5. Beauty Shop (2005)

There’s a special kind of bond that exists between Black people and their barbers and hairdressers, a bond that’s been portrayed in everything from Marvel’s Luke Cage to 2002’s Barbershop. 2005’s Beauty Shop focuses on the female side of that equation, with the ultra-talented Queen Latifah starring as Gina Norris, who moves from Chicago to Atlanta to set up her own beauty shop. Along the way, she has to compete against her former boss, played by Kevin Bacon, in order for her business to thrive. The beauty shop is full of gossip, laughter, jokes, and even some tough love in the way only Black women know how to do. It’s an underrated gem with an all-star cast and deserves to be put into the rotation.

6. Drumline (2002)

There are few things that showcase Black excellence than the precision movements and rhythm of the competitive high school and college drumlines and Drumline captures it all.
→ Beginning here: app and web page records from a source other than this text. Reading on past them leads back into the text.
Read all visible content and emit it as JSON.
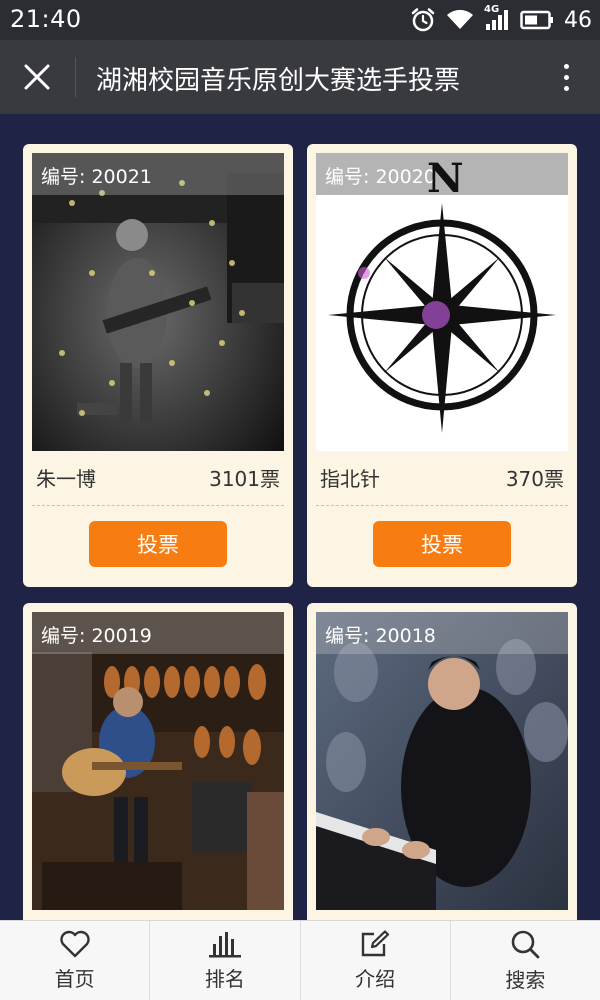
{
  "status_bar": {
    "time": "21:40",
    "network": "4G",
    "battery": "46",
    "icons": [
      "alarm-icon",
      "wifi-icon",
      "signal-icon",
      "battery-icon"
    ]
  },
  "header": {
    "title": "湖湘校园音乐原创大赛选手投票",
    "close_icon": "close-icon",
    "more_icon": "more-vertical-icon"
  },
  "contestants": [
    {
      "id_text": "编号: 20021",
      "name": "朱一博",
      "votes": "3101票",
      "vote_label": "投票",
      "photo": "guitarist-studio-photo"
    },
    {
      "id_text": "编号: 20020",
      "name": "指北针",
      "votes": "370票",
      "vote_label": "投票",
      "photo": "compass-rose-logo",
      "logo_letter": "N"
    },
    {
      "id_text": "编号: 20019",
      "photo": "acoustic-guitarist-shop-photo"
    },
    {
      "id_text": "编号: 20018",
      "photo": "keyboard-player-photo"
    }
  ],
  "nav": [
    {
      "label": "首页",
      "icon": "heart-icon"
    },
    {
      "label": "排名",
      "icon": "bar-chart-icon"
    },
    {
      "label": "介绍",
      "icon": "edit-icon"
    },
    {
      "label": "搜索",
      "icon": "search-icon"
    }
  ],
  "colors": {
    "background": "#1f2447",
    "card": "#fcf5e3",
    "vote_button": "#f77d12",
    "title_bar": "#393a3f",
    "status_bar": "#2b2d32"
  }
}
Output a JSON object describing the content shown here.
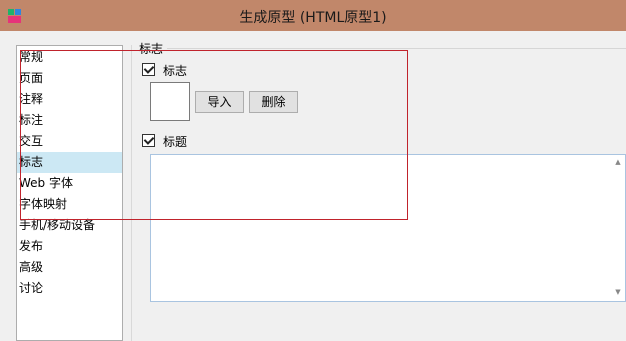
{
  "window": {
    "title": "生成原型 (HTML原型1)",
    "accent_color": "#c1876a"
  },
  "nav": {
    "items": [
      {
        "label": "常规"
      },
      {
        "label": "页面"
      },
      {
        "label": "注释"
      },
      {
        "label": "标注"
      },
      {
        "label": "交互"
      },
      {
        "label": "标志",
        "selected": true
      },
      {
        "label": "Web 字体"
      },
      {
        "label": "字体映射"
      },
      {
        "label": "手机/移动设备"
      },
      {
        "label": "发布"
      },
      {
        "label": "高级"
      },
      {
        "label": "讨论"
      }
    ],
    "selected_color": "#cce8f4"
  },
  "logo_section": {
    "title": "标志",
    "logo_checkbox": {
      "label": "标志",
      "checked": true
    },
    "import_button": "导入",
    "delete_button": "删除",
    "title_checkbox": {
      "label": "标题",
      "checked": true
    },
    "title_text": ""
  },
  "highlight_color": "#c0232c"
}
A young Nick Cannon plays Devon Miles, a Black teenager and talented drummer from Harlem who moves to Atlanta to attend the fictional HBC Atlanta A&T University to join the school’s marching band. It’s a high-energy, coming-of-age movie that deals with the challenges of young adulthood like relationship drama and clashes with his bandmates, in a way that doesn’t focus squarely on trauma and struggle. It’s worth it for the drumline competitions alone.

7. Love & Basketball (2000)

Rising filmmaking star Gina Prince-Bythewood’s early film is held up by the two tentpoles in its title and centers on one of the greatest black Love stories ever told in film. Omar Epps and Sanaa Lathan are astonishingly good as two childhood friends, Monica and Quincy, whose purely platonic relationship blossoms into something more as they grow up. As they navigate life’s challenges through adolescence and into adulthood, their other great love, basketball, is there to ground them and keep them striving for their shared dream to play pro ball. The poignant, beautiful story is full of moments of tenderness and joy as the young couple goes from the silly fights of childhood to the very real roadblocks adult life throws in their way, but through it all, Monica and Quincy’s love for one another shines through.

  • Editorial